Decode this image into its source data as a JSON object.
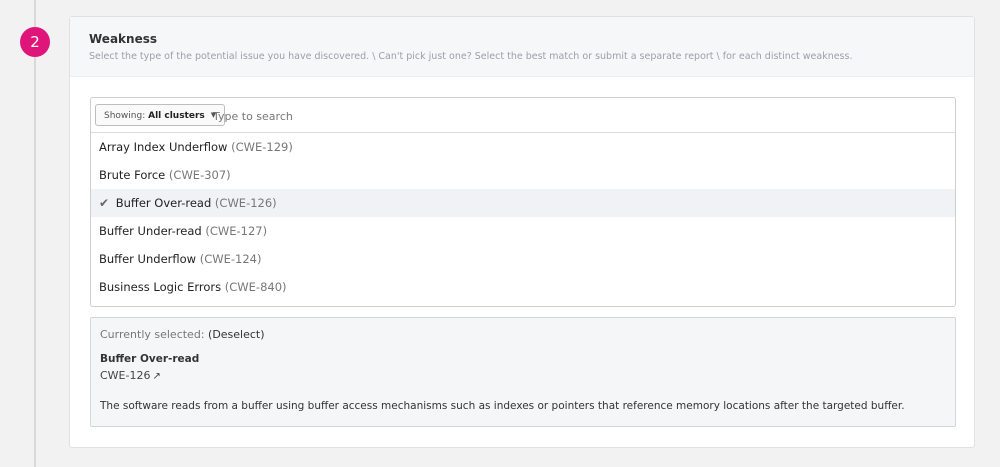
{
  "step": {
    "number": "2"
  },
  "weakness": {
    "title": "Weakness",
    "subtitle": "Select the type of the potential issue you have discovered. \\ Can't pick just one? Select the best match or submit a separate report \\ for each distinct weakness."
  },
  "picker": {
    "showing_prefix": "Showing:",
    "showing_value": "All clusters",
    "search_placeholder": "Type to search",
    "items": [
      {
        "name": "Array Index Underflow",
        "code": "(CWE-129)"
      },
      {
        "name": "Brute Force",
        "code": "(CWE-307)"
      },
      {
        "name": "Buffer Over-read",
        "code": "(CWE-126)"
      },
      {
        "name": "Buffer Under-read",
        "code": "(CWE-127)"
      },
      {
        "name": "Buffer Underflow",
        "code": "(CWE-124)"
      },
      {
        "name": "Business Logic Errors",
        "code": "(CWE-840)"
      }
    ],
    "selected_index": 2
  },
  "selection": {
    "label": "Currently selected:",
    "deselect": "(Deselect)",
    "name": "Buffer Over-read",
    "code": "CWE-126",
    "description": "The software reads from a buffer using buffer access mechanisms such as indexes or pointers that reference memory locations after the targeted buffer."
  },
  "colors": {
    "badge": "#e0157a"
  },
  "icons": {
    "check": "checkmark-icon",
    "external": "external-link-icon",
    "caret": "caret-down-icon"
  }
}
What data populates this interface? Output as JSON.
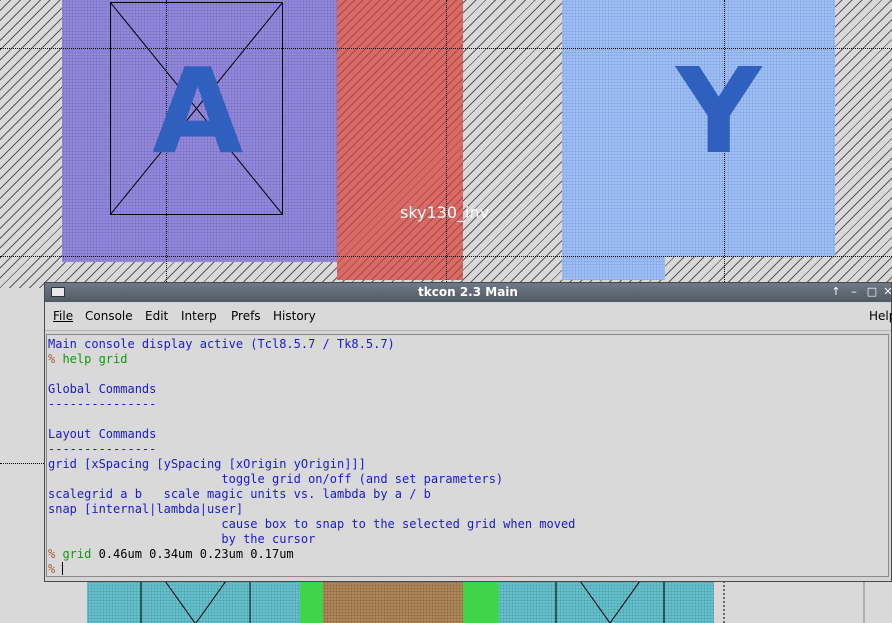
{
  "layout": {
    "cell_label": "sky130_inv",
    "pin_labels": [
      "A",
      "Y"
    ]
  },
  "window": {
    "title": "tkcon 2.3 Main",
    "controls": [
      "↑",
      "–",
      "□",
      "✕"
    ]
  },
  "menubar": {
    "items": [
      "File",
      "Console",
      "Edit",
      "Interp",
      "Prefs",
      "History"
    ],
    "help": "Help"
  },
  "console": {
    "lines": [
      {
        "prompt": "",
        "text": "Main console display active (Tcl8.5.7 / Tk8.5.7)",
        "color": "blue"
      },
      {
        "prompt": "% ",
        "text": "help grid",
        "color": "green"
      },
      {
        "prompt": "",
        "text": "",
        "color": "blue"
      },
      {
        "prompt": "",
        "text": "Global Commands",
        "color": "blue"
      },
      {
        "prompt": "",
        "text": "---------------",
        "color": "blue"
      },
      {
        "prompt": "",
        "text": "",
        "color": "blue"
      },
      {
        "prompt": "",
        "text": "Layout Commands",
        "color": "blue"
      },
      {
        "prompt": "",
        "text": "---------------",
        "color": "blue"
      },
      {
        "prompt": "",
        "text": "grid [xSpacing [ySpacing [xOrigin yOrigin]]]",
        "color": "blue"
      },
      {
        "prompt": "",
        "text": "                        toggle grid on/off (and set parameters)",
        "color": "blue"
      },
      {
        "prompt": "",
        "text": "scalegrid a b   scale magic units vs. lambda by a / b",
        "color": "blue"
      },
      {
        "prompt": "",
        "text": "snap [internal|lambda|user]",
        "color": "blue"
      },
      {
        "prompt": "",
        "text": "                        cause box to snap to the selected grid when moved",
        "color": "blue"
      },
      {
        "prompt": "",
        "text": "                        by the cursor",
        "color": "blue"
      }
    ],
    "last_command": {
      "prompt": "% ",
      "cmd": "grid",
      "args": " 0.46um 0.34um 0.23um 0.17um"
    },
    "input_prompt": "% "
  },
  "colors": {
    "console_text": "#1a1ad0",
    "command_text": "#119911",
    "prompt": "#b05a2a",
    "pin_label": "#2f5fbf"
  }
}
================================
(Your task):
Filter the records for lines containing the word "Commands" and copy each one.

(Problem solution):
        "text": "Global Commands",
        "text": "Layout Commands",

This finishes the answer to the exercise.